On Friday, the Labor Department announced that the economy added 280,000 jobs in May — a strong figure, and a much faster rate than economists expected.

Now imagine that in your state, job creation was nearly four times that fast.

That's what GOP presidential hopeful Rick Perry can claim for Texas during his tenure as governor. Among all of the governors running for president, he can boast the best job creation numbers.

From Texas Standard:

There are some 254 counties in Texas, and inevitably if you were to try to map the state's economic health, you'd probably find some clear winners and losers.
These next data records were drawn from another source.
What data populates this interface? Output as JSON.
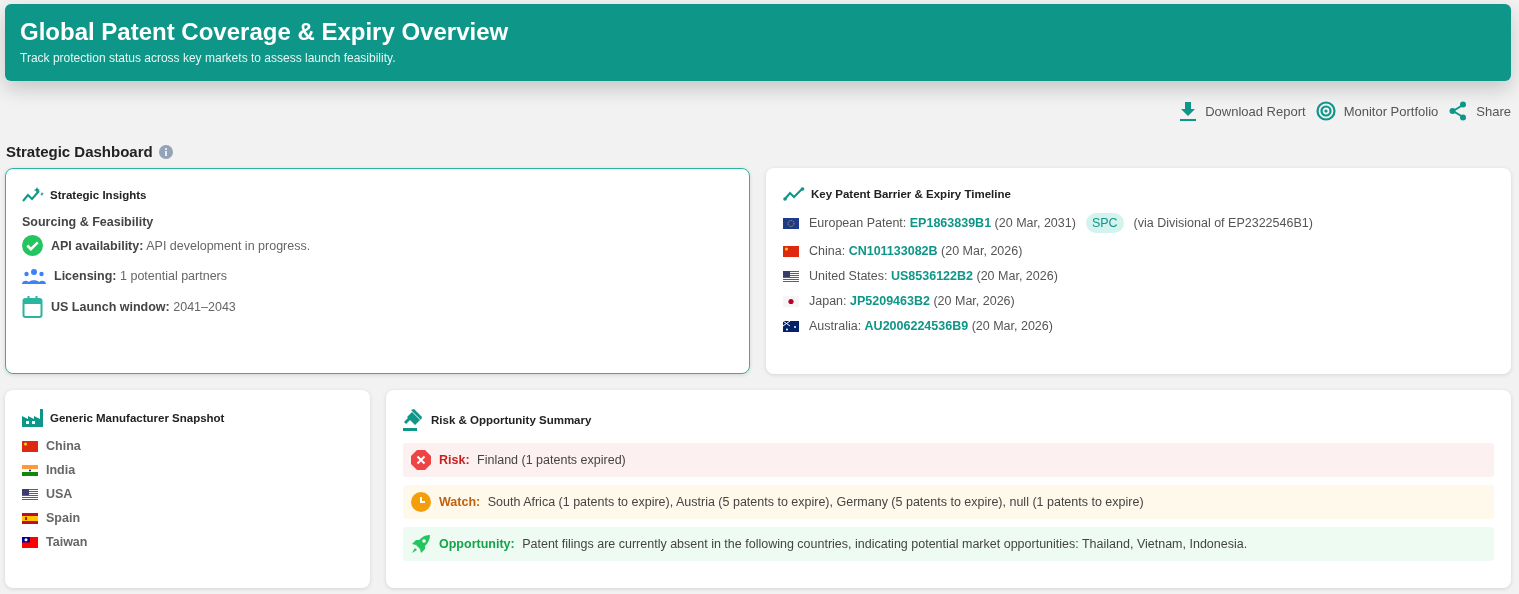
{
  "header": {
    "title": "Global Patent Coverage & Expiry Overview",
    "subtitle": "Track protection status across key markets to assess launch feasibility."
  },
  "actions": [
    {
      "kind": "download",
      "label": "Download Report"
    },
    {
      "kind": "monitor",
      "label": "Monitor Portfolio"
    },
    {
      "kind": "share",
      "label": "Share"
    }
  ],
  "section_title": "Strategic Dashboard",
  "insights": {
    "title": "Strategic Insights",
    "subtitle": "Sourcing & Feasibility",
    "items": [
      {
        "kind": "check",
        "label": "API availability:",
        "value": "API development in progress."
      },
      {
        "kind": "people",
        "label": "Licensing:",
        "value": "1 potential partners"
      },
      {
        "kind": "calendar",
        "label": "US Launch window:",
        "value": "2041–2043"
      }
    ]
  },
  "timeline": {
    "title": "Key Patent Barrier & Expiry Timeline",
    "rows": [
      {
        "kind": "eu",
        "region": "European Patent:",
        "patent": "EP1863839B1",
        "date": "(20 Mar, 2031)",
        "badge": "SPC",
        "note": "(via Divisional of EP2322546B1)"
      },
      {
        "kind": "cn",
        "region": "China:",
        "patent": "CN101133082B",
        "date": "(20 Mar, 2026)"
      },
      {
        "kind": "us",
        "region": "United States:",
        "patent": "US8536122B2",
        "date": "(20 Mar, 2026)"
      },
      {
        "kind": "jp",
        "region": "Japan:",
        "patent": "JP5209463B2",
        "date": "(20 Mar, 2026)"
      },
      {
        "kind": "au",
        "region": "Australia:",
        "patent": "AU2006224536B9",
        "date": "(20 Mar, 2026)"
      }
    ]
  },
  "manufacturers": {
    "title": "Generic Manufacturer Snapshot",
    "items": [
      {
        "kind": "cn",
        "name": "China"
      },
      {
        "kind": "in",
        "name": "India"
      },
      {
        "kind": "us",
        "name": "USA"
      },
      {
        "kind": "es",
        "name": "Spain"
      },
      {
        "kind": "tw",
        "name": "Taiwan"
      }
    ]
  },
  "summary": {
    "title": "Risk & Opportunity Summary",
    "items": [
      {
        "kind": "risk",
        "label": "Risk:",
        "text": "Finland (1 patents expired)"
      },
      {
        "kind": "watch",
        "label": "Watch:",
        "text": "South Africa (1 patents to expire), Austria (5 patents to expire), Germany (5 patents to expire), null (1 patents to expire)"
      },
      {
        "kind": "opportunity",
        "label": "Opportunity:",
        "text": "Patent filings are currently absent in the following countries, indicating potential market opportunities: Thailand, Vietnam, Indonesia."
      }
    ]
  }
}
But a new survey shows that the answers might not be what you'd expect to find.

A new survey by the Austin Business Journal mapped out data from the Texas Relative Economic Community Health Index, or TRECH, to determine the most and least fiscally sound counties in the state.

Lee Kuan Yew, the founding father of modern Singapore and one of Asia's most influential politicians, has died at age 91, according to the Singapore Prime Minister's office.

During more than a half-century as Singapore's leader, he helped turn the city-state from a sleepy British colony into an affluent and efficient trading enclave, which enjoys the world's third-highest per capita GDP.

But he was also criticized for running a one-party, authoritarian regime under which critics were muzzled and political rivals hounded.

"Hitchhacking" via Flickr

Economists don’t seem to agree on whether the plummeting price of oil could cause a recession in Texas next year.

The price per barrel has dropped to $55, about half of where it was during the first part of 2014.

Michael Feroli, the chief U.S. economist at J.P. Morgan Chase, recently told clients that Texas is “at risk of slipping into a regional recession” because of the decline in oil prices. 

However, Economist Michael Plante with the Federal Reserve Bank of Dallas, doesn’t think a recession is on the horizon.

McClatchy Newspapers

Construction firms in Texas are dodging taxes, shifting them to employees and shorting the government out of $1.2 billion, according to a new investigative report called Contract to Cheat conducted by the Ft. Worth Star-Telegram and McClatchey newspapers.

More than 37% of Texas' 800,000 construction workers are being misclassified as independent contractors instead of employees, says an investigative report.